When Morales isn’t at the racetrack or with his family, on his days off, he’s found a way to keep himself in shape for the rigors of the sport, one that lasts all year. He places great gravitas on maintaining his fitness level. He found something that improved his agility, arm strength and reflexes. It was about a year and a half ago, Morales, who doesn’t like to run, found another sport to make part of his conditioning routine.
“I happened to get into boxing, I always liked to watch it, so I figured I’d give it a shot,” said Morales. “I really enjoyed it and was feeling a lot better. It was a lot different because you’re using so much arm strength and stamina. After a couple of months, I was feeling so much better on a horse. I was barely getting tired. I wasn’t taking deep breaths after a race. It’s a complete workout. I enjoy it, which makes it a lot easier.”
The stability that comes with having a family has helped in Morales’s evolution as a rider, he understands the risks that are associated with the sport, and has been very conservative with his money.
The jockey, who won at a 21 percent clip in 2017, finishing with 201 victories, knows about adversity. A spill one morning in 2010 left him with five broken vertebrae.
A typical day for Morales finds him waking up, taking a shower, making coffee and immediately going to the track. Some days are busier than others, with the amount of horses he gets on, meeting with people, saying hello to everyone, and then going home before the races. He’ll shower, eat something light, and then, after a brief period of time, he’ll return to the track at about 11 a.m., with post time at Tampa Bay Downs being about 12:20 p.m.
“When I get to the [jocks] room, the first thing I do is check my weight, and then I go into the hot box for about an hour,” said Morales. “When I get out, I grab my program and I just start studying. I start writing down what horses have speed, what horses come from behind, what horses and riders I should be on the lookout for.
“After that, I just ride. And then, I’ll go home. My wife is awesome, she usually has my dinner ready for me. She knows that I come home hungry. And, then, I pretty much spend my day with the kids playing or going to the mall. On my days off, I work out for a couple of hours, and then I try to find something fun to do for me and my family — bike rides, going to the golf driving range, going for ice cream or playing in the yard.”

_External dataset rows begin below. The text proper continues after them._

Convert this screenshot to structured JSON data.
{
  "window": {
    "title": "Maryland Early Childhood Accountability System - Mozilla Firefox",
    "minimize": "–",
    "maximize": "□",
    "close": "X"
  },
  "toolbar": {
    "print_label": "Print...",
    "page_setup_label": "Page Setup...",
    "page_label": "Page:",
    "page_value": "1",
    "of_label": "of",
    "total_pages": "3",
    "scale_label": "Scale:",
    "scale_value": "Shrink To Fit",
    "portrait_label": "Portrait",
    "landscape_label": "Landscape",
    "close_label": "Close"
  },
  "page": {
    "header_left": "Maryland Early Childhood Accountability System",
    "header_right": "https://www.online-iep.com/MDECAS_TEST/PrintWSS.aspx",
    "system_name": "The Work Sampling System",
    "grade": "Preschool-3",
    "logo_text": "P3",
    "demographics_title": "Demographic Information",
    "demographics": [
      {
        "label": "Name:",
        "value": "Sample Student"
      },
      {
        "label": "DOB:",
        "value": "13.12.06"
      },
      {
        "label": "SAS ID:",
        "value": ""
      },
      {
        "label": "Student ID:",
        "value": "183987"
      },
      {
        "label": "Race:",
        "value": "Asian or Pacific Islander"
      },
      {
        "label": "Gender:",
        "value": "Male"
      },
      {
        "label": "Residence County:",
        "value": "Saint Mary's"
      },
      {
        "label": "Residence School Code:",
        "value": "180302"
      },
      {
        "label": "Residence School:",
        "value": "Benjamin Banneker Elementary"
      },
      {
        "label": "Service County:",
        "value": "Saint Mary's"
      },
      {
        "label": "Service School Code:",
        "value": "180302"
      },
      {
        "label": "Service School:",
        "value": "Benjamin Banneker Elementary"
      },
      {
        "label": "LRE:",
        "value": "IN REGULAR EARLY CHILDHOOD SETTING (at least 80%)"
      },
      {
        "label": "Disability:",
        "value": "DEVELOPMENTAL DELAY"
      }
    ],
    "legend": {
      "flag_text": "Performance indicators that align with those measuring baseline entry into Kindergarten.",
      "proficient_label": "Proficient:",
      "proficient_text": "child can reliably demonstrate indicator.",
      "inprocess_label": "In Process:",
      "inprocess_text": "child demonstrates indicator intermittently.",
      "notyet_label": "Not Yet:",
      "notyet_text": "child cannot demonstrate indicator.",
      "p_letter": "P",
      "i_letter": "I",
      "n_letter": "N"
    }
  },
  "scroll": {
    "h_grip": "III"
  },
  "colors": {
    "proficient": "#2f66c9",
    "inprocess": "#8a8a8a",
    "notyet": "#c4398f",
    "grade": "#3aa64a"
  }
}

As his agent Paul Bacon said, “He’s one of a kind.” Morales is a study in humility and authenticity. A rare breed of athlete, Morales’s character is evocative of another era, resonating powerfully with all that he touches.